# Records for the exercise
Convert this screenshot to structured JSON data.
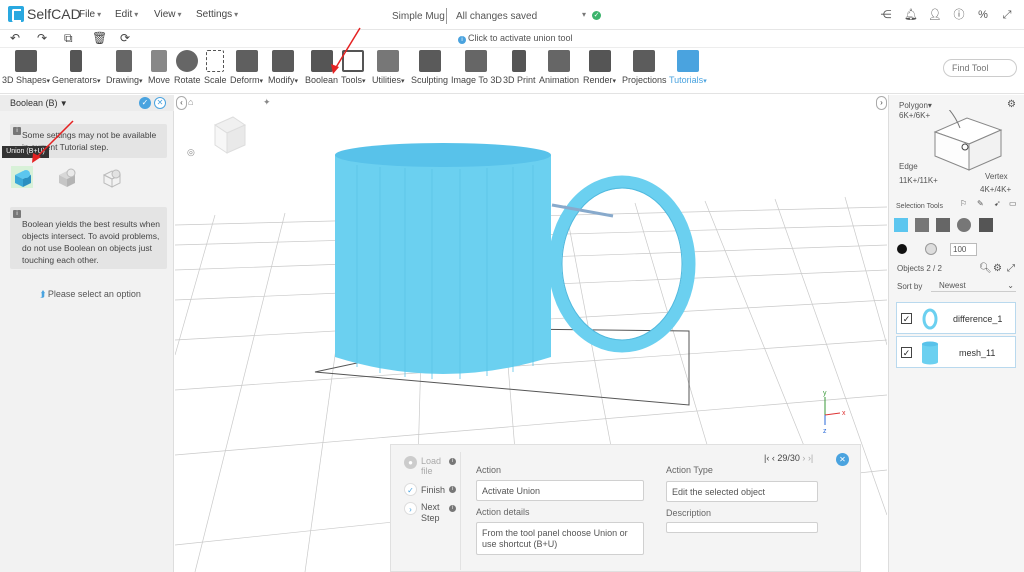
{
  "app": {
    "name": "SelfCAD",
    "doc_title": "Simple Mug",
    "save_status": "All changes saved"
  },
  "menus": [
    "File",
    "Edit",
    "View",
    "Settings"
  ],
  "hint": "Click to activate union tool",
  "toolbar": {
    "tools": [
      {
        "label": "3D Shapes",
        "dropdown": true
      },
      {
        "label": "Generators",
        "dropdown": true
      },
      {
        "label": "Drawing",
        "dropdown": true
      },
      {
        "label": "Move",
        "dropdown": false
      },
      {
        "label": "Rotate",
        "dropdown": false
      },
      {
        "label": "Scale",
        "dropdown": false
      },
      {
        "label": "Deform",
        "dropdown": true
      },
      {
        "label": "Modify",
        "dropdown": true
      },
      {
        "label": "Boolean",
        "dropdown": false
      },
      {
        "label": "Tools",
        "dropdown": true
      },
      {
        "label": "Utilities",
        "dropdown": true
      },
      {
        "label": "Sculpting",
        "dropdown": false
      },
      {
        "label": "Image To 3D",
        "dropdown": false
      },
      {
        "label": "3D Print",
        "dropdown": false
      },
      {
        "label": "Animation",
        "dropdown": false
      },
      {
        "label": "Render",
        "dropdown": true
      },
      {
        "label": "Projections",
        "dropdown": false
      },
      {
        "label": "Tutorials",
        "dropdown": true
      }
    ],
    "find_tool": "Find Tool"
  },
  "left_panel": {
    "title": "Boolean (B)",
    "note1": "Some settings may not be available in current Tutorial step.",
    "tooltip": "Union (B+U)",
    "note2": "Boolean yields the best results when objects intersect. To avoid problems, do not use Boolean on objects just touching each other.",
    "select_option": "Please select an option"
  },
  "tutorial": {
    "steps": [
      {
        "label": "Load file",
        "state": "pending"
      },
      {
        "label": "Finish",
        "state": "done"
      },
      {
        "label": "Next Step",
        "state": "next"
      }
    ],
    "action_label": "Action",
    "action_value": "Activate Union",
    "details_label": "Action details",
    "details_value": "From the tool panel choose Union or use shortcut (B+U)",
    "type_label": "Action Type",
    "type_value": "Edit the selected object",
    "description_label": "Description",
    "description_value": "",
    "pager": "29/30"
  },
  "right_panel": {
    "polygon_label": "Polygon",
    "polygon_count": "6K+/6K+",
    "edge_label": "Edge",
    "edge_count": "11K+/11K+",
    "vertex_label": "Vertex",
    "vertex_count": "4K+/4K+",
    "selection_tools": "Selection Tools",
    "brush_size": "100",
    "objects_label": "Objects 2 / 2",
    "sort_label": "Sort by",
    "sort_value": "Newest",
    "objects": [
      {
        "name": "difference_1",
        "checked": true,
        "kind": "ring"
      },
      {
        "name": "mesh_11",
        "checked": true,
        "kind": "cylinder"
      }
    ]
  },
  "colors": {
    "accent": "#4aa3df",
    "mesh": "#6bd0f0",
    "saved": "#3bb36c",
    "annotation": "#e52222"
  }
}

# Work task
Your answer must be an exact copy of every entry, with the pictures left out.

# Worked solution
Convert this screenshot to structured JSON data.
{
  "app": {
    "name": "SelfCAD",
    "doc_title": "Simple Mug",
    "save_status": "All changes saved"
  },
  "menus": [
    "File",
    "Edit",
    "View",
    "Settings"
  ],
  "hint": "Click to activate union tool",
  "toolbar": {
    "tools": [
      {
        "label": "3D Shapes",
        "dropdown": true
      },
      {
        "label": "Generators",
        "dropdown": true
      },
      {
        "label": "Drawing",
        "dropdown": true
      },
      {
        "label": "Move",
        "dropdown": false
      },
      {
        "label": "Rotate",
        "dropdown": false
      },
      {
        "label": "Scale",
        "dropdown": false
      },
      {
        "label": "Deform",
        "dropdown": true
      },
      {
        "label": "Modify",
        "dropdown": true
      },
      {
        "label": "Boolean",
        "dropdown": false
      },
      {
        "label": "Tools",
        "dropdown": true
      },
      {
        "label": "Utilities",
        "dropdown": true
      },
      {
        "label": "Sculpting",
        "dropdown": false
      },
      {
        "label": "Image To 3D",
        "dropdown": false
      },
      {
        "label": "3D Print",
        "dropdown": false
      },
      {
        "label": "Animation",
        "dropdown": false
      },
      {
        "label": "Render",
        "dropdown": true
      },
      {
        "label": "Projections",
        "dropdown": false
      },
      {
        "label": "Tutorials",
        "dropdown": true
      }
    ],
    "find_tool": "Find Tool"
  },
  "left_panel": {
    "title": "Boolean (B)",
    "note1": "Some settings may not be available in current Tutorial step.",
    "tooltip": "Union (B+U)",
    "note2": "Boolean yields the best results when objects intersect. To avoid problems, do not use Boolean on objects just touching each other.",
    "select_option": "Please select an option"
  },
  "tutorial": {
    "steps": [
      {
        "label": "Load file",
        "state": "pending"
      },
      {
        "label": "Finish",
        "state": "done"
      },
      {
        "label": "Next Step",
        "state": "next"
      }
    ],
    "action_label": "Action",
    "action_value": "Activate Union",
    "details_label": "Action details",
    "details_value": "From the tool panel choose Union or use shortcut (B+U)",
    "type_label": "Action Type",
    "type_value": "Edit the selected object",
    "description_label": "Description",
    "description_value": "",
    "pager": "29/30"
  },
  "right_panel": {
    "polygon_label": "Polygon",
    "polygon_count": "6K+/6K+",
    "edge_label": "Edge",
    "edge_count": "11K+/11K+",
    "vertex_label": "Vertex",
    "vertex_count": "4K+/4K+",
    "selection_tools": "Selection Tools",
    "brush_size": "100",
    "objects_label": "Objects 2 / 2",
    "sort_label": "Sort by",
    "sort_value": "Newest",
    "objects": [
      {
        "name": "difference_1",
        "checked": true,
        "kind": "ring"
      },
      {
        "name": "mesh_11",
        "checked": true,
        "kind": "cylinder"
      }
    ]
  },
  "colors": {
    "accent": "#4aa3df",
    "mesh": "#6bd0f0",
    "saved": "#3bb36c",
    "annotation": "#e52222"
  }
}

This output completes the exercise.